The first cover is a rendition of Minor Threat's song "Think Again," and the band does a good job putting their own twist on the song while keeping true to the original. Lights Out is a little harder to rate as a cover as its the most obscure out of the four covers. For some reason it feels more like a regular Bosstone's song to me. I've yet to hear the original version as performed by Lights Out, but it should be noted that it is the strongest of the four covers, and appears on the Bosstone's live album as the closing song of the '97 Hometown Throwdown. The cover of "Police Beat" by Boston's legendary S.S.Decontrol is sadly the weakest track on the whole album. I think its probably the most down tempo song that the Bosstones ever released. It also has almost no mark of the bosstone's take on the song, sounding more like what an SSD tribute band would put out. It is interesting to note that Bosstone's vocalist Dickey Barret's first band Impact Unit used to open for SSD in the 80's.
The band breaks from the hardcore sound to deliver a ska tune from the Wailers' early days at Studio 1. I have to say I think Dickey improvised a lot of the lyrics, as they don't quite match up with the original, but this does give some originality to the tune. I personally prefer this version of the song over any other I have heard, as ska covers of older ska songs are often pretty bland.
The last song it that live medley. It contains what is the 3rd renaming of the Bosstone's anthem "Drunks and Children," this time named Drugs and Kittens, and continues into another early fan favorite "I'll Drink to That." This is, by far, the gem on this EP, capturing the sound the band is known for, and giving a tiny slice of what one their legendary live shows were like.
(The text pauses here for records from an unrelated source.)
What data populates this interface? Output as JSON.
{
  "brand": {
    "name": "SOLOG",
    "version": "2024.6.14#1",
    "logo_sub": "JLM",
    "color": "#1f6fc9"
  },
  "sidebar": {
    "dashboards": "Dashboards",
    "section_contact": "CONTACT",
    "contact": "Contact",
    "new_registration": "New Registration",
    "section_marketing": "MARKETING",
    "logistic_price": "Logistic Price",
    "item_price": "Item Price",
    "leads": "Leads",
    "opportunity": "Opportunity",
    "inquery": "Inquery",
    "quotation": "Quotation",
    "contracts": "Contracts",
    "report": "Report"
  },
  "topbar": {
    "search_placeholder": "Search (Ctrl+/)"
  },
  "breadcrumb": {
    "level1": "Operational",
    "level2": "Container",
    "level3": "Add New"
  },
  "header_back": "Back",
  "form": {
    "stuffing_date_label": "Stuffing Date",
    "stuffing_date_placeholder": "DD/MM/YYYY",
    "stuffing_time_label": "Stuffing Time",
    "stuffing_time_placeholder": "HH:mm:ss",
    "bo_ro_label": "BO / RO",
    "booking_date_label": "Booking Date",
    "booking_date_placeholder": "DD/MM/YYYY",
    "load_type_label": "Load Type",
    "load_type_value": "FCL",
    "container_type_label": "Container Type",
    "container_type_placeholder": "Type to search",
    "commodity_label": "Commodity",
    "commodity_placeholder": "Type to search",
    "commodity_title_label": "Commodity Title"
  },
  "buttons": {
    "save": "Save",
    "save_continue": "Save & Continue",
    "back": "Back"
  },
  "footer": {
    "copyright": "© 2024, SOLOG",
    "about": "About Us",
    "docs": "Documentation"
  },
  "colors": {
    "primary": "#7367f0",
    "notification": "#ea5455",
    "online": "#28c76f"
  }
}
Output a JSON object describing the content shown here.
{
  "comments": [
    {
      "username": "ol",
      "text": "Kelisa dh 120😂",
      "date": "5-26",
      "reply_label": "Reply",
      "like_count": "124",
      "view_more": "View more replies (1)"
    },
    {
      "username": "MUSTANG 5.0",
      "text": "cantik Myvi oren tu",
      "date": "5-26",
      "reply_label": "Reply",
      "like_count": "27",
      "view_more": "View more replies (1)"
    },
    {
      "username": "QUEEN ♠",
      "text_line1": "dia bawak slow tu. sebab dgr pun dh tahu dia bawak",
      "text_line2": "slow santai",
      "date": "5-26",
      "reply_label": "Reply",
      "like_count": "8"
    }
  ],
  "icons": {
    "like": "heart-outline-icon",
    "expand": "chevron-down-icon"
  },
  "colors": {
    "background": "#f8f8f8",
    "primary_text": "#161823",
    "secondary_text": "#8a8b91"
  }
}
There is a hidden track of "Howwhywuz, Howwhyam" at the end of the 11 minutes or so of silence recorded at the same show as the other two.
I generally do not recommend EP's as a starting point or introduction to a band's catalogue, but this EP is affordable and give a listener a full taste of the Bosstones' sound and give insight to the band's roots in Hardcore as well as traditional Ska of the 1960's. This is probably one of the best crossover releases I've ever come across as well. At the price you can get this CD for, you might as well take a chance on it, even if it doesn't seem to be your cup of tea.
Simmer Down, a cover of a Bob Marley tune, is more relaxed as its title implies. It's a nice change of pace for the usually very-intense Bosstones.
The last two songs, Drugs and Kittens and I'll Drink to That, were recorded live at a concert in Boston, on December 2, 1992. It has some banter with the crowd at the beginning and end, and if you wait a long time (almost 25 minutes) after it ends, a hidden track will start playing. The hidden track is a moderately-paced song about getting older - I see why it's bonus, since it doesn't really fit in with the other songs on this EP.
Overall, a great little EP - don't pay too much for it, and you will definitely not be disappointed.
PS. "Drugs and Kittens" is another version of "Drunks and Children"